Bioengineering, Systems Biology
California Institute of Technology
Dr. Elowitz is also a professor of biology, bioengineering, and applied physics at the California Institute of Technology.
Dynamic Gene Circuits at the Single-Cell Level
Like the flickering green bacteria in one of his best known experiments, Michael Elowitz is a leading light in the field of synthetic biology.
In 2000, Elowitz broke open the fledgling science, which is concerned with understanding and building genetic circuits, by programming E. coli bacteria to blink like Christmas lights. The bacteria glow green after three genes in a looped sequence repress the next, one by one, and then spark a gene that turns on a fluorescent protein. After the circuit runs its course, the bacteria stop making the fluorescent protein and turn off until the cycle repeats.
"It's like a game of rock-paper-scissors," says Elowitz, who did the work with his adviser Stanislas Leibler. "You have three genes, and each one represses the next one." In the game, rock hammers scissors, scissors cut paper, and paper smothers rock. Except in this case, the final step also launches a flare.
Biologists told Elowitz the experiment wouldn't work—you can build and insert a new genetic circuit into living bacteria, but its behavior would be unpredictable. But it did work, and in 2000 the "Repressilator"—so called because it's a repressing oscillator—became one of the first human-made genetic circuits to operate inside an organism.
"I thought it had to work," says Elowitz. "But at the same time, the first time I saw it working, I was surprised. I was stunned, even."

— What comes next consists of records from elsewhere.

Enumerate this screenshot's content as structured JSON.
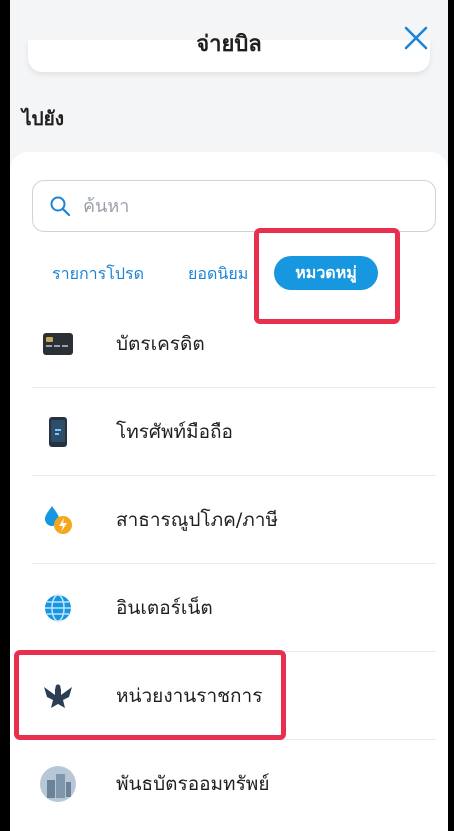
{
  "header": {
    "title": "จ่ายบิล"
  },
  "section_label": "ไปยัง",
  "search": {
    "placeholder": "ค้นหา"
  },
  "tabs": [
    {
      "label": "รายการโปรด",
      "active": false
    },
    {
      "label": "ยอดนิยม",
      "active": false
    },
    {
      "label": "หมวดหมู่",
      "active": true
    }
  ],
  "categories": [
    {
      "label": "บัตรเครดิต",
      "icon": "credit-card-icon"
    },
    {
      "label": "โทรศัพท์มือถือ",
      "icon": "mobile-phone-icon"
    },
    {
      "label": "สาธารณูปโภค/ภาษี",
      "icon": "utility-water-electric-icon"
    },
    {
      "label": "อินเตอร์เน็ต",
      "icon": "globe-icon"
    },
    {
      "label": "หน่วยงานราชการ",
      "icon": "garuda-emblem-icon"
    },
    {
      "label": "พันธบัตรออมทรัพย์",
      "icon": "building-icon"
    }
  ],
  "colors": {
    "accent": "#1797e0",
    "highlight": "#e8304e"
  }
}
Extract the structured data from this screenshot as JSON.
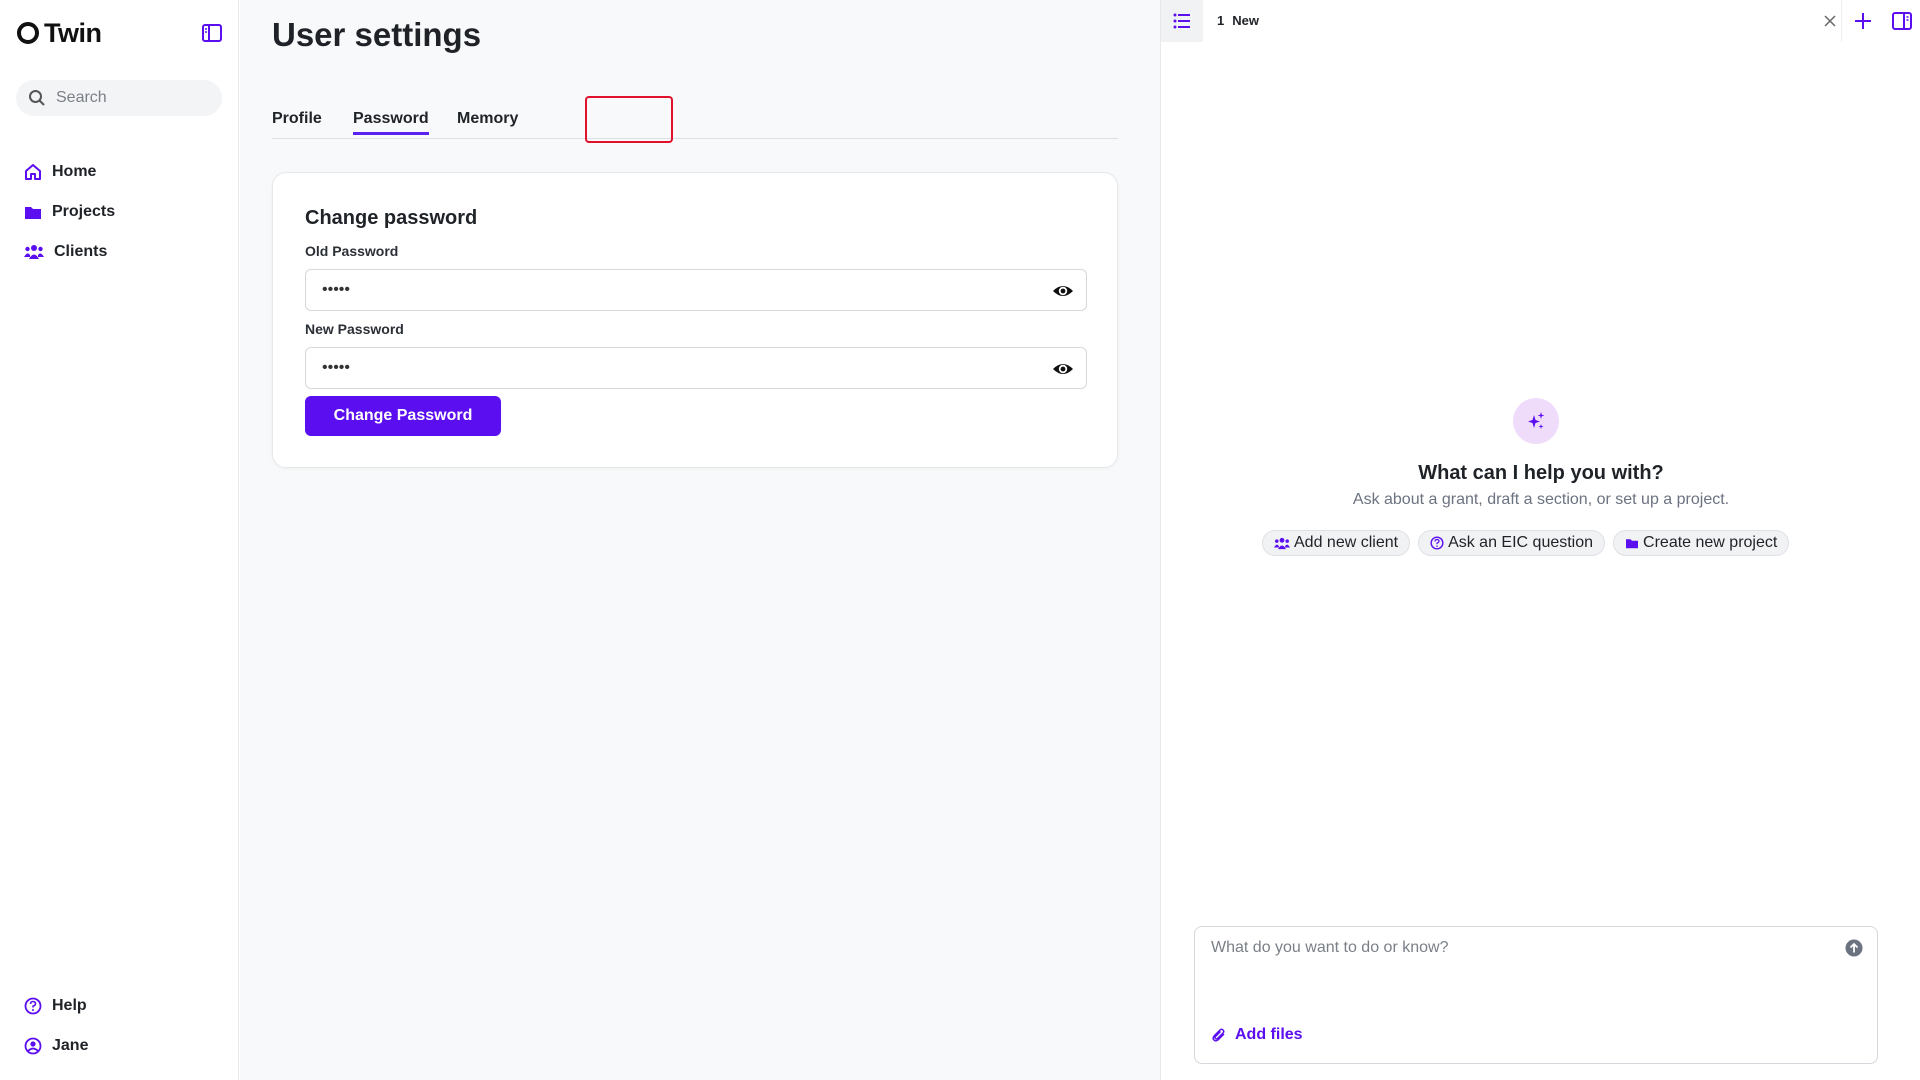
{
  "app": {
    "name": "Twin"
  },
  "sidebar": {
    "search_placeholder": "Search",
    "items": [
      {
        "label": "Home",
        "icon": "home-icon"
      },
      {
        "label": "Projects",
        "icon": "folder-icon"
      },
      {
        "label": "Clients",
        "icon": "users-icon"
      }
    ],
    "bottom": [
      {
        "label": "Help",
        "icon": "help-icon"
      },
      {
        "label": "Jane",
        "icon": "user-avatar-icon"
      }
    ]
  },
  "main": {
    "title": "User settings",
    "tabs": [
      {
        "label": "Profile"
      },
      {
        "label": "Password",
        "active": true
      },
      {
        "label": "Memory"
      }
    ],
    "card": {
      "title": "Change password",
      "old_password_label": "Old Password",
      "old_password_value": "•••••",
      "new_password_label": "New Password",
      "new_password_value": "•••••",
      "button_label": "Change Password"
    }
  },
  "panel": {
    "tab_number": "1",
    "tab_label": "New",
    "hero_title": "What can I help you with?",
    "hero_subtitle": "Ask about a grant, draft a section, or set up a project.",
    "chips": [
      {
        "label": "Add new client",
        "icon": "users-icon"
      },
      {
        "label": "Ask an EIC question",
        "icon": "help-icon"
      },
      {
        "label": "Create new project",
        "icon": "folder-icon"
      }
    ],
    "composer_placeholder": "What do you want to do or know?",
    "add_files_label": "Add files"
  },
  "colors": {
    "accent": "#5b0ef0",
    "highlight": "#e0112b",
    "hero_bg": "#efdcfb"
  }
}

Elowitz chose to develop an oscillator as his first genetic circuit for three reasons. First, as a trained physicist he knew that oscillators were workhorses in many physical systems. "A lot of things come down to simple harmonic oscillations," he says, such as a weight bobbing on a spring or swinging on a pendulum. Second, while a graduate student in Liebler's lab at Princeton University, he had become fascinated by biological oscillations, specifically, the natural clocks that dictate circadian rhythms. And finally, Elowitz says, "It seemed like a lot of fun to be able to program cells to flash on and off."
The urge to build genetic circuits surfaced early as Elowitz made the transition from physics to biology. As he read reams of genetics and molecular biology papers, Elowitz grew frustrated with the simple schematics that purported to describe how genes interact. "There was no sense of how well these diagrams could explain the complex behavior of the cell," he says. "It seemed pretty clear that if you really wanted to understand it, you had to start simple, and put together a minimal circuit from scratch."
Now Elowitz spends his time trying to dissect how key genetic circuits operate inside cells. "What do cells do?" he asks. "They control their own growth and development, they communicate with other cells, they differentiate, and they form structures. How they do each of these things is a fundamental question in biology. We're trying to understand them from the bottom up."
He's particularly interested in learning how cells make decisions about what type of cell to become. To delve into this phenomenon, he chose a model bacterium called Bacillus subtilis, which sometimes switches on a program that lets it gobble up DNA from its environment. This state, called competence, happens seemingly spontaneously. And in a dish of genetically identical B. subtilis, only 5–10 percent of the bacteria will flip into competence mode. "Why is it when you put these identical cells in the same environment, they do different things?" asks Elowitz. "It illustrates a basic phenomenon in biology. There's a lot of variability among cells that is not genetic."
Using methods he developed—such as a means to track and make movies of individual bacteria as they switch certain genes on and off—Elowitz, his postdoctoral fellow Gürol Süel, and his collaborator Jordi Garcia-Ojalvo discovered that competence is triggered by natural and random fluctuations inside individual cells. That is, sometimes one of the bacteria randomly makes a larger-than-normal amount of a specific protein. This excess protein then triggers the genetic competence program, causing the cell to become competent for a while and then switch back to its original state.
This research was built on discoveries that Elowitz, working with Peter Swain and other colleagues at the Rockefeller University, published in 2002. They showed that key properties of the cell, such as how actively it turns out different proteins, are intrinsically random. This principle overturns decades of dogma that said that genes—and networks of genes—operate in a completely predictable and fixed fashion.
This principle may apply not just in bacteria but also in complex multicellular organisms, like people, that grow and develop from a single cell. Elowitz is now asking how randomness is used, somewhat paradoxically, to more accurately control the shapes and patterns that make organisms work. To do that, he is trying to see whether methods like those he's used in bacteria can also work in the much larger and more complex animal cells. While these projects are just beginning, Elowitz is hopeful they will someday help us to better understand, and control, the behavior of both bacterial and animal cells.